» **Exercise goal**: Set the data down exactly as it stands, and keep its pictures out.

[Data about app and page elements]
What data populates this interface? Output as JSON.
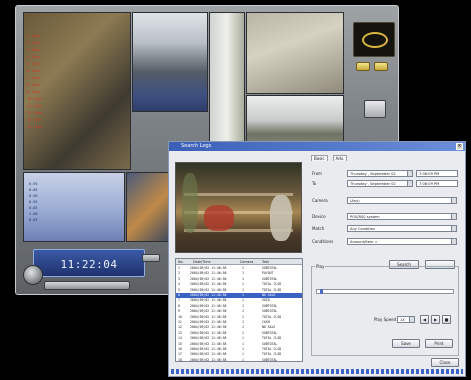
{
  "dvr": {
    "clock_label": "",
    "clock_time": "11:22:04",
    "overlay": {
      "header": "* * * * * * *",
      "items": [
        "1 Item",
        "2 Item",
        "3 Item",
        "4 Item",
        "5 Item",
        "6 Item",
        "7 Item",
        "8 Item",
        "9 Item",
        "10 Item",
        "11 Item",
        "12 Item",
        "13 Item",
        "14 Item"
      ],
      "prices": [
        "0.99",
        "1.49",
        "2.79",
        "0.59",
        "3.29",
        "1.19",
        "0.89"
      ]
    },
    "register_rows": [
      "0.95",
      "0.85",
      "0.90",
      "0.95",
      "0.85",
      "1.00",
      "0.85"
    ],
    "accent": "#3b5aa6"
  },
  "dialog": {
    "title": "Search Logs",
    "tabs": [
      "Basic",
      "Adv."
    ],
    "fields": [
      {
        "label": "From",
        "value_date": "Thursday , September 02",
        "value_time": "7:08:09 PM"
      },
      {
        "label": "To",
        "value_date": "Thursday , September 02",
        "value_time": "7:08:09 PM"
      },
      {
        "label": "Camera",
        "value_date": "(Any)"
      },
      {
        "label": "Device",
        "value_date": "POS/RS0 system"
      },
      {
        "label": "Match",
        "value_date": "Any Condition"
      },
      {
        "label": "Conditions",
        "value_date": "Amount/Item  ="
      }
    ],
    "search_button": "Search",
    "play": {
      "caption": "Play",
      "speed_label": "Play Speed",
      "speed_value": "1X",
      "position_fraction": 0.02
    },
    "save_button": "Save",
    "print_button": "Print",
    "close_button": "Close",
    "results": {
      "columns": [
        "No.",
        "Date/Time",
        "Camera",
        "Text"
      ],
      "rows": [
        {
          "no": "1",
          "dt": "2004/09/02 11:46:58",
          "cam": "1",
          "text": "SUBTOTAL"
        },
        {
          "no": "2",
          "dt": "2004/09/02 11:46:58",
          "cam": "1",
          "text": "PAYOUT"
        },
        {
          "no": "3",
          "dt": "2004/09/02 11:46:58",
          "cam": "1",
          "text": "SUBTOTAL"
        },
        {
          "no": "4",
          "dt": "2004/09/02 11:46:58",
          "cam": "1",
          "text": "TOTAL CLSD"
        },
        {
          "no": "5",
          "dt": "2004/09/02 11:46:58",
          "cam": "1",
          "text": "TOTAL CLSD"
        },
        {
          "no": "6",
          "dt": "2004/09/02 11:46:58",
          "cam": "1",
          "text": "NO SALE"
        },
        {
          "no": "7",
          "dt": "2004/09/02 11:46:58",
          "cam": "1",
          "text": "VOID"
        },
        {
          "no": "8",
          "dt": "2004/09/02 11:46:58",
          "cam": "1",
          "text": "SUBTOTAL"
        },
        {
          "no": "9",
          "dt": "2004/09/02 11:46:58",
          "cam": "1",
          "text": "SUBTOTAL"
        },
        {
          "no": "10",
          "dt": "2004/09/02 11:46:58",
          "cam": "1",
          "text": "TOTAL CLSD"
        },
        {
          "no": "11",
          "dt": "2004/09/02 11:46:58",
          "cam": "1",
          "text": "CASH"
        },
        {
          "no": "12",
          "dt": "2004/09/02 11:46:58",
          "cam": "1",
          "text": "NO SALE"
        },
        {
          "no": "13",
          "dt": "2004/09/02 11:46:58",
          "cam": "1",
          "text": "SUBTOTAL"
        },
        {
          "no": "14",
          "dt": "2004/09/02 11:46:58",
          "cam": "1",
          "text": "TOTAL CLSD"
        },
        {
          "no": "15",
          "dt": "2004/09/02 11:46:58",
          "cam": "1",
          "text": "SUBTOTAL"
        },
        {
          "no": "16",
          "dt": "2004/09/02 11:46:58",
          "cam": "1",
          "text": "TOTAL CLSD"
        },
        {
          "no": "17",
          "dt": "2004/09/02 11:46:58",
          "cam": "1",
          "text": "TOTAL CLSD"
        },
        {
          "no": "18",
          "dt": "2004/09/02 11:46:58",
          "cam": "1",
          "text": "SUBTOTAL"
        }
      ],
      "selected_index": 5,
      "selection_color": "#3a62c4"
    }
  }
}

» **Output for this task**:
What data populates this interface? Output as JSON.
{
  "dvr": {
    "clock_label": "",
    "clock_time": "11:22:04",
    "overlay": {
      "header": "* * * * * * *",
      "items": [
        "1 Item",
        "2 Item",
        "3 Item",
        "4 Item",
        "5 Item",
        "6 Item",
        "7 Item",
        "8 Item",
        "9 Item",
        "10 Item",
        "11 Item",
        "12 Item",
        "13 Item",
        "14 Item"
      ],
      "prices": [
        "0.99",
        "1.49",
        "2.79",
        "0.59",
        "3.29",
        "1.19",
        "0.89"
      ]
    },
    "register_rows": [
      "0.95",
      "0.85",
      "0.90",
      "0.95",
      "0.85",
      "1.00",
      "0.85"
    ],
    "accent": "#3b5aa6"
  },
  "dialog": {
    "title": "Search Logs",
    "tabs": [
      "Basic",
      "Adv."
    ],
    "fields": [
      {
        "label": "From",
        "value_date": "Thursday , September 02",
        "value_time": "7:08:09 PM"
      },
      {
        "label": "To",
        "value_date": "Thursday , September 02",
        "value_time": "7:08:09 PM"
      },
      {
        "label": "Camera",
        "value_date": "(Any)"
      },
      {
        "label": "Device",
        "value_date": "POS/RS0 system"
      },
      {
        "label": "Match",
        "value_date": "Any Condition"
      },
      {
        "label": "Conditions",
        "value_date": "Amount/Item  ="
      }
    ],
    "search_button": "Search",
    "play": {
      "caption": "Play",
      "speed_label": "Play Speed",
      "speed_value": "1X",
      "position_fraction": 0.02
    },
    "save_button": "Save",
    "print_button": "Print",
    "close_button": "Close",
    "results": {
      "columns": [
        "No.",
        "Date/Time",
        "Camera",
        "Text"
      ],
      "rows": [
        {
          "no": "1",
          "dt": "2004/09/02 11:46:58",
          "cam": "1",
          "text": "SUBTOTAL"
        },
        {
          "no": "2",
          "dt": "2004/09/02 11:46:58",
          "cam": "1",
          "text": "PAYOUT"
        },
        {
          "no": "3",
          "dt": "2004/09/02 11:46:58",
          "cam": "1",
          "text": "SUBTOTAL"
        },
        {
          "no": "4",
          "dt": "2004/09/02 11:46:58",
          "cam": "1",
          "text": "TOTAL CLSD"
        },
        {
          "no": "5",
          "dt": "2004/09/02 11:46:58",
          "cam": "1",
          "text": "TOTAL CLSD"
        },
        {
          "no": "6",
          "dt": "2004/09/02 11:46:58",
          "cam": "1",
          "text": "NO SALE"
        },
        {
          "no": "7",
          "dt": "2004/09/02 11:46:58",
          "cam": "1",
          "text": "VOID"
        },
        {
          "no": "8",
          "dt": "2004/09/02 11:46:58",
          "cam": "1",
          "text": "SUBTOTAL"
        },
        {
          "no": "9",
          "dt": "2004/09/02 11:46:58",
          "cam": "1",
          "text": "SUBTOTAL"
        },
        {
          "no": "10",
          "dt": "2004/09/02 11:46:58",
          "cam": "1",
          "text": "TOTAL CLSD"
        },
        {
          "no": "11",
          "dt": "2004/09/02 11:46:58",
          "cam": "1",
          "text": "CASH"
        },
        {
          "no": "12",
          "dt": "2004/09/02 11:46:58",
          "cam": "1",
          "text": "NO SALE"
        },
        {
          "no": "13",
          "dt": "2004/09/02 11:46:58",
          "cam": "1",
          "text": "SUBTOTAL"
        },
        {
          "no": "14",
          "dt": "2004/09/02 11:46:58",
          "cam": "1",
          "text": "TOTAL CLSD"
        },
        {
          "no": "15",
          "dt": "2004/09/02 11:46:58",
          "cam": "1",
          "text": "SUBTOTAL"
        },
        {
          "no": "16",
          "dt": "2004/09/02 11:46:58",
          "cam": "1",
          "text": "TOTAL CLSD"
        },
        {
          "no": "17",
          "dt": "2004/09/02 11:46:58",
          "cam": "1",
          "text": "TOTAL CLSD"
        },
        {
          "no": "18",
          "dt": "2004/09/02 11:46:58",
          "cam": "1",
          "text": "SUBTOTAL"
        }
      ],
      "selected_index": 5,
      "selection_color": "#3a62c4"
    }
  }
}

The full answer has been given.